So what exactly is being demanded by the Identity Politicians – those brave warriors who urge faculties of literature to issue trigger warnings because, as they put it, “identities matter”? That teachers should teach sensitive subjects sensitively, and be aware that some students may be suffering from Post-Traumatic Stress Disorder? Or are these demands, as I suspect, going further – that we tailor the teaching of literature, or, indeed, choose the texts to be taught, in view of the identities, or the perceived identities, of the students? If so, that is simply the end of literature. Better not to teach literature at all than to teach it under such conditions. Such a demand implies a denial of literature itself.

It is not surprising that this demand to incorporate identity politics into teaching has reared its head so prominently in the teaching of literature. For literature is, it seems to me, more perhaps than any other branch of learning, a powerful denial of the basic underlying assumptions of identity politics. Literature tells us that we are not prisoners to the circumstances of our birth, that we are not stuck inside our pre-determined “safe spaces”. It broadens our mental horizons; it makes us realise that the world we inhabit is a big world, bigger than we’d ever imagined; it blows away all those putrid little tribalisms that so diminish us in the name, of all things, of freedom.
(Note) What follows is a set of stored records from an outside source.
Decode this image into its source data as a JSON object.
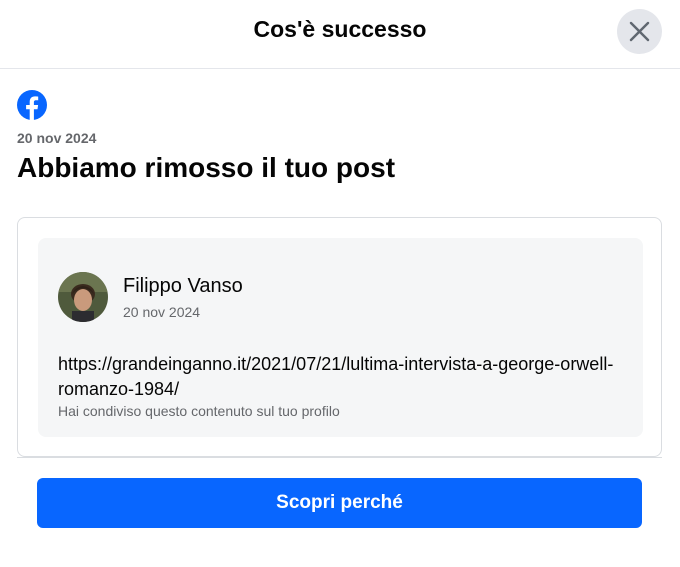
{
  "dialog": {
    "title": "Cos'è successo",
    "close_icon": "close-icon"
  },
  "notice": {
    "logo_icon": "facebook-logo-icon",
    "brand_color": "#0866ff",
    "date": "20 nov 2024",
    "title": "Abbiamo rimosso il tuo post"
  },
  "post": {
    "author_name": "Filippo Vanso",
    "date": "20 nov 2024",
    "link": "https://grandeinganno.it/2021/07/21/lultima-intervista-a-george-orwell-romanzo-1984/",
    "shared_note": "Hai condiviso questo contenuto sul tuo profilo"
  },
  "actions": {
    "primary_label": "Scopri perché"
  }
}
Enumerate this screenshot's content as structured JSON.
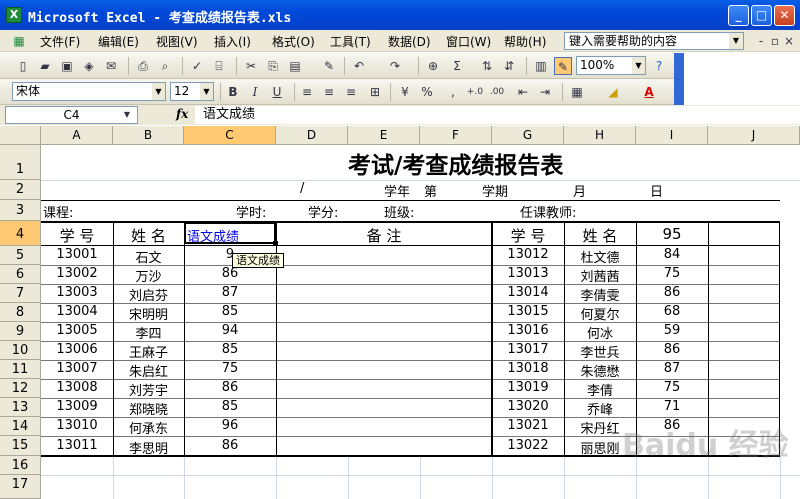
{
  "window": {
    "title": "Microsoft Excel - 考查成绩报告表.xls",
    "app_icon": "X"
  },
  "menu": {
    "items": [
      "文件(F)",
      "编辑(E)",
      "视图(V)",
      "插入(I)",
      "格式(O)",
      "工具(T)",
      "数据(D)",
      "窗口(W)",
      "帮助(H)"
    ],
    "help_placeholder": "键入需要帮助的内容"
  },
  "toolbar": {
    "zoom": "100%",
    "font": "宋体",
    "font_size": "12"
  },
  "formula_bar": {
    "name_box": "C4",
    "fx": "fx",
    "content": "语文成绩"
  },
  "columns": [
    "A",
    "B",
    "C",
    "D",
    "E",
    "F",
    "G",
    "H",
    "I",
    "J"
  ],
  "rows": [
    "1",
    "2",
    "3",
    "4",
    "5",
    "6",
    "7",
    "8",
    "9",
    "10",
    "11",
    "12",
    "13",
    "14",
    "15",
    "16",
    "17"
  ],
  "sheet": {
    "title": "考试/考查成绩报告表",
    "row2": {
      "slash": "/",
      "year": "学年",
      "term": "第",
      "period": "学期",
      "month": "月",
      "day": "日"
    },
    "row3": {
      "course": "课程:",
      "hours": "学时:",
      "credits": "学分:",
      "class": "班级:",
      "teacher": "任课教师:"
    },
    "header": {
      "id": "学 号",
      "name": "姓 名",
      "score": "语文成绩",
      "note": "备 注",
      "id2": "学 号",
      "name2": "姓 名",
      "score2": "95"
    },
    "left_rows": [
      {
        "id": "13001",
        "name": "石文",
        "score": "9"
      },
      {
        "id": "13002",
        "name": "万沙",
        "score": "86"
      },
      {
        "id": "13003",
        "name": "刘启芬",
        "score": "87"
      },
      {
        "id": "13004",
        "name": "宋明明",
        "score": "85"
      },
      {
        "id": "13005",
        "name": "李四",
        "score": "94"
      },
      {
        "id": "13006",
        "name": "王麻子",
        "score": "85"
      },
      {
        "id": "13007",
        "name": "朱启红",
        "score": "75"
      },
      {
        "id": "13008",
        "name": "刘芳宇",
        "score": "86"
      },
      {
        "id": "13009",
        "name": "郑晓晓",
        "score": "85"
      },
      {
        "id": "13010",
        "name": "何承东",
        "score": "96"
      },
      {
        "id": "13011",
        "name": "李思明",
        "score": "86"
      }
    ],
    "right_rows": [
      {
        "id": "13012",
        "name": "杜文德",
        "score": "84"
      },
      {
        "id": "13013",
        "name": "刘茜茜",
        "score": "75"
      },
      {
        "id": "13014",
        "name": "李倩雯",
        "score": "86"
      },
      {
        "id": "13015",
        "name": "何夏尔",
        "score": "68"
      },
      {
        "id": "13016",
        "name": "何冰",
        "score": "59"
      },
      {
        "id": "13017",
        "name": "李世兵",
        "score": "86"
      },
      {
        "id": "13018",
        "name": "朱德懋",
        "score": "87"
      },
      {
        "id": "13019",
        "name": "李倩",
        "score": "75"
      },
      {
        "id": "13020",
        "name": "乔峰",
        "score": "71"
      },
      {
        "id": "13021",
        "name": "宋丹红",
        "score": "86"
      },
      {
        "id": "13022",
        "name": "丽思刚",
        "score": ""
      }
    ]
  },
  "tooltip": "语文成绩",
  "watermark": "Baidu 经验",
  "colors": {
    "title_bar": "#0048d8",
    "selected_header": "#ffc873",
    "menu_bg": "#ece9d8"
  }
}
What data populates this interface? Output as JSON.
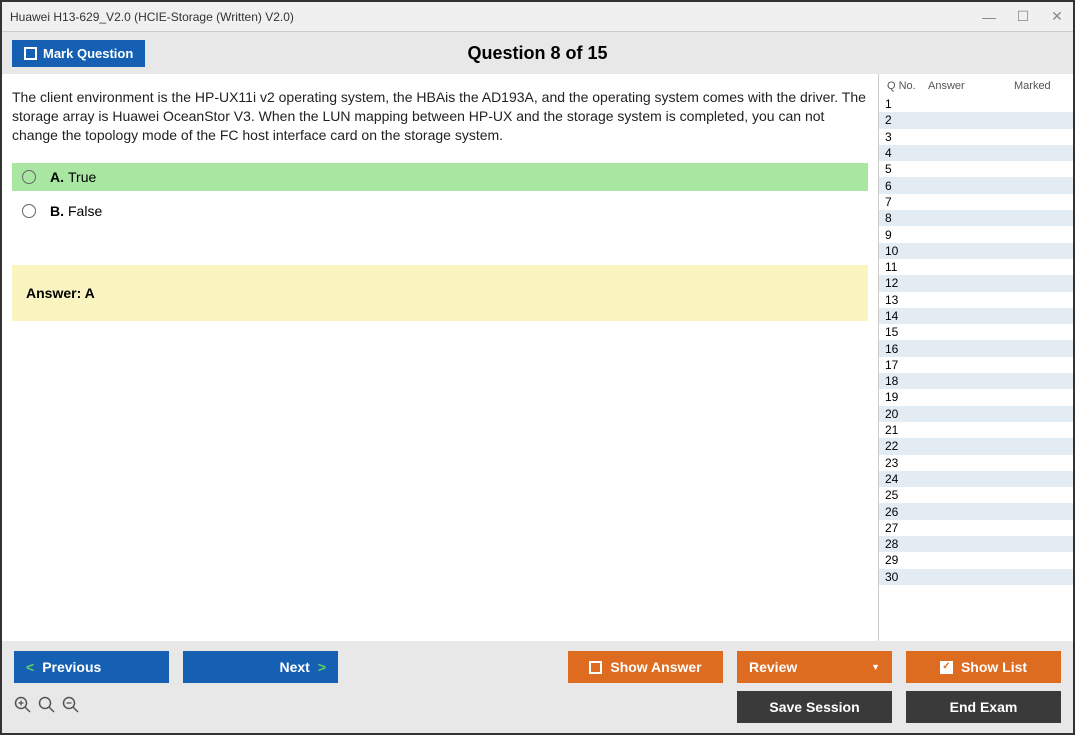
{
  "window": {
    "title": "Huawei H13-629_V2.0 (HCIE-Storage (Written) V2.0)"
  },
  "topbar": {
    "mark_label": "Mark Question",
    "heading": "Question 8 of 15"
  },
  "question": {
    "text": "The client environment is the HP-UX11i v2 operating system, the HBAis the AD193A, and the operating system comes with the driver. The storage array is Huawei OceanStor V3. When the LUN mapping between HP-UX and the storage system is completed, you can not change the topology mode of the FC host interface card on the storage system.",
    "options": [
      {
        "letter": "A.",
        "text": "True",
        "correct": true
      },
      {
        "letter": "B.",
        "text": "False",
        "correct": false
      }
    ],
    "answer_label": "Answer: ",
    "answer_value": "A"
  },
  "sidebar": {
    "head_qno": "Q No.",
    "head_answer": "Answer",
    "head_marked": "Marked",
    "rows": [
      1,
      2,
      3,
      4,
      5,
      6,
      7,
      8,
      9,
      10,
      11,
      12,
      13,
      14,
      15,
      16,
      17,
      18,
      19,
      20,
      21,
      22,
      23,
      24,
      25,
      26,
      27,
      28,
      29,
      30
    ]
  },
  "buttons": {
    "previous": "Previous",
    "next": "Next",
    "show_answer": "Show Answer",
    "review": "Review",
    "show_list": "Show List",
    "save_session": "Save Session",
    "end_exam": "End Exam"
  }
}
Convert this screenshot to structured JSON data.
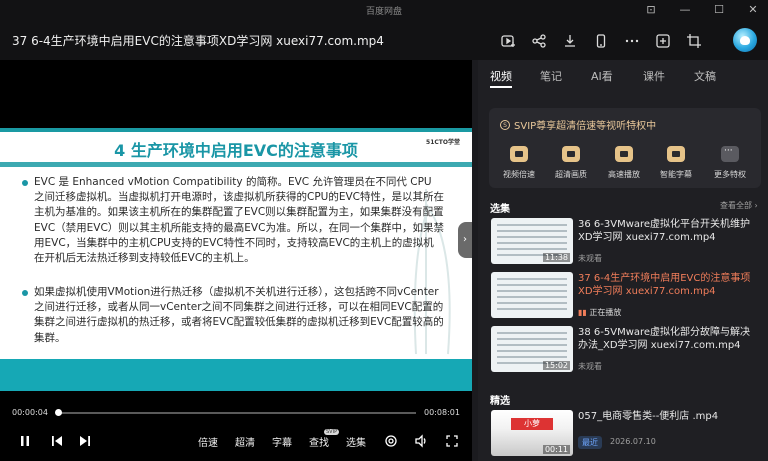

And no, I still haven’t seen Bombay Dreams. As I say, it’s just not my kind of thing.